trump has on numerous occasions told NATO member countries to pay the dues they owe the organization. A total of 23 out of 28 NATO member countries owe the body. NATO countries set a minimum target of spending 2% of their economic output of defense. Most countries prefer to protect the defense of their territories and thus end up remitting less to the organization. Last year, only five countries spent 2% or more of GDP on their militaries, they include, the United States which spent 3.61%, Greece 2.38%, United Kindom 2.21%, Estonia 2.16% and Poland 2%.

The bottom 5 lowest spenders are Canada at 0.99%, Slovenia 0.94%, Spain 0.91%, Belgium 0.85% and Luxemburg 0.44%. The 2016 total expenditure of NATO was $892.160 million. The funds are mostly used in its command center in Brussels as well as in training and research.

A brief history of the North Atlantic Alliance

NATO is a military alliance between the two North American countries U.S and Canada and 26 other European countries. The NATO treaty was signed on April 4th, 1949. Member countries agreed to defend one another if attacked by an external Nation. Its primary goals were to protect Western Europe from Soviet assault. The headquarters of the organization are in Brussels, Belgium. Albania and Croatia are the latest entrants into the group, they both joined in April 2009.

NATO total military spending is 70% of global military expenditures. NATO has a total military personnel of 7,330,000. The organization has participated in several operations such as Iraqi invasion of Kuwait in 1990, the Bosnian war in 1992, Kosovo conflict in 1999, Afganistan war after the September 11th attacks, Iraq training missions, piracy in the Gulf of Aden and interventions in Libya during the Middle East uprising.

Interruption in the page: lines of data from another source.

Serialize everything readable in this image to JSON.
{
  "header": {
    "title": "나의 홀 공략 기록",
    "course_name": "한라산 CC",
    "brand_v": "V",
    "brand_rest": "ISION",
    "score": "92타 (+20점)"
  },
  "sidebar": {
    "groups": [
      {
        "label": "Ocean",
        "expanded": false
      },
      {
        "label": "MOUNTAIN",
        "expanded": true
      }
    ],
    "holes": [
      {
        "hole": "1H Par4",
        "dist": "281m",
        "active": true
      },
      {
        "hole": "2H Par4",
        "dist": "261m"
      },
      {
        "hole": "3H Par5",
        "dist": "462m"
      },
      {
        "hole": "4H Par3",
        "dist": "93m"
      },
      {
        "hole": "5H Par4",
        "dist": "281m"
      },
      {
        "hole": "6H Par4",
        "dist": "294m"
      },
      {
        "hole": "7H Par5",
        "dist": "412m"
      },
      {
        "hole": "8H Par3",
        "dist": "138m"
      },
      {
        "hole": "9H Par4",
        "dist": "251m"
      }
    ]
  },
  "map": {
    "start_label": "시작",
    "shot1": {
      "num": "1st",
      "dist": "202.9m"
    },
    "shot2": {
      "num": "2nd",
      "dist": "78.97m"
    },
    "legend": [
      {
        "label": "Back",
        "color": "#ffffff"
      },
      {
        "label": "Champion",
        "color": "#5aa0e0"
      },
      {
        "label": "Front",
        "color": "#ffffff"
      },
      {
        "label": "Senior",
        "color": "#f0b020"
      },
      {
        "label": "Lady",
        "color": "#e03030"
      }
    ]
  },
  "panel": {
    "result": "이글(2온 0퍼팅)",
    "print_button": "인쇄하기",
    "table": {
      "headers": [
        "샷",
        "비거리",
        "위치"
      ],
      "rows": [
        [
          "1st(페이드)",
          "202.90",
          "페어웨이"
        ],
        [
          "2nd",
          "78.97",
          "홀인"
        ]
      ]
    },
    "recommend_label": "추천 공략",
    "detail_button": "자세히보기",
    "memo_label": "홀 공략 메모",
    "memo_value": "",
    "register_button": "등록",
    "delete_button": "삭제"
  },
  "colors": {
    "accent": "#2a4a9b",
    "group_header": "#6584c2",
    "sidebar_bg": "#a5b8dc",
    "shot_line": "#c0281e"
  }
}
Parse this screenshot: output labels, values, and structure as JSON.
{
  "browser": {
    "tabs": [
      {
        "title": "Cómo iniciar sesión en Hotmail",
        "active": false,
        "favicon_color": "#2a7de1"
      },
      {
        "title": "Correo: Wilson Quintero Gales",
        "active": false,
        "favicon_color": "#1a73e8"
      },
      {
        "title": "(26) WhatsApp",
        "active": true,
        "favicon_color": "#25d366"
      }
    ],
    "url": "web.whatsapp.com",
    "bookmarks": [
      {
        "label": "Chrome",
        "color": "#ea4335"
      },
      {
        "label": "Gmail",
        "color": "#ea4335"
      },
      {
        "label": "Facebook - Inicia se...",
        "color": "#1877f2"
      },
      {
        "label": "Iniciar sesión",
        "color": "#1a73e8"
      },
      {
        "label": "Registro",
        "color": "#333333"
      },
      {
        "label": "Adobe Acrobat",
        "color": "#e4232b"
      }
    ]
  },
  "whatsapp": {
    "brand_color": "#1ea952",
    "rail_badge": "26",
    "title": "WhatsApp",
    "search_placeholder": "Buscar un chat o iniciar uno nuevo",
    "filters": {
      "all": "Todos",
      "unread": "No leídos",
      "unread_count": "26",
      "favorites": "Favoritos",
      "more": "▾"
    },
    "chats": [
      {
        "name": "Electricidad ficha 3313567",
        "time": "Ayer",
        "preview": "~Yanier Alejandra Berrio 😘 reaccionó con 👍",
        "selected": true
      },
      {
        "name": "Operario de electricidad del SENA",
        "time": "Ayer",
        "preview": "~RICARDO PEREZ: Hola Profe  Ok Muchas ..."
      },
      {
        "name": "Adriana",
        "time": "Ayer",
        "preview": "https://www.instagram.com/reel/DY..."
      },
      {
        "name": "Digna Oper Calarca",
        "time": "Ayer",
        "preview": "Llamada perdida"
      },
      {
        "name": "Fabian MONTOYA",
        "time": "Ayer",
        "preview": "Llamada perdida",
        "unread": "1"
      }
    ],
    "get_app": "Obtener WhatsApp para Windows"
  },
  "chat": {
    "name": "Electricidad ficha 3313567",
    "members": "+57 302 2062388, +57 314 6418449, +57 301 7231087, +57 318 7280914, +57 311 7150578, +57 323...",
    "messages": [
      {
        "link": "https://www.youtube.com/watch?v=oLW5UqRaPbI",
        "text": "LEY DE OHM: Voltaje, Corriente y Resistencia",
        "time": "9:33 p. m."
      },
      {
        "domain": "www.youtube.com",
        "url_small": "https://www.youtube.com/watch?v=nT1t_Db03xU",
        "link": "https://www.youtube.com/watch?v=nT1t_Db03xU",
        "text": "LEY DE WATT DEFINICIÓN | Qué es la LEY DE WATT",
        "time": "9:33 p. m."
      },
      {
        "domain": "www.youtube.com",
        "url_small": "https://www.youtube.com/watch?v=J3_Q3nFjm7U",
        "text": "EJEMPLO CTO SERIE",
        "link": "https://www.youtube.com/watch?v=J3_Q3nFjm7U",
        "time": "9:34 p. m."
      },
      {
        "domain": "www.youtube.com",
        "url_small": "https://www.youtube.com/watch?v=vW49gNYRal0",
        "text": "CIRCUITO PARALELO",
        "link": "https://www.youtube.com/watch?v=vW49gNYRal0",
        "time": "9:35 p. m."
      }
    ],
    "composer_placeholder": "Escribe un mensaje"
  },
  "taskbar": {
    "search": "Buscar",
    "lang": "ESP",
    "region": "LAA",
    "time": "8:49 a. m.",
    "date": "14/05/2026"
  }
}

Debt to GDP ratios of NATO's lowest spenders

The lowest NATO spenders may have massive budget deficits and thus are unable to borrow and remit more to the organization. Some may have experienced reduced economic growth and revenue collections. Canada's government Debt To Gdp has risen from 66.5% in 2007 to 91.5% in 2015. Slovenia debt to GDP has increased from 22.8% in 2007 to 79.7% in 2016.

Spain's government debt to GDP rose from 35.5% in 2007 to 99.4% in 2016. Belgium's debt to GDP has increased from 87% in 2007 to 105.9% in 2016. Luxembourg's debt to GDP growth is low but has increased from 7.8% in 2007 to 20% in 2016. It is clear that an increase in military spending which constitutes a big portion of most countries government spending might result in default and low economic confidence.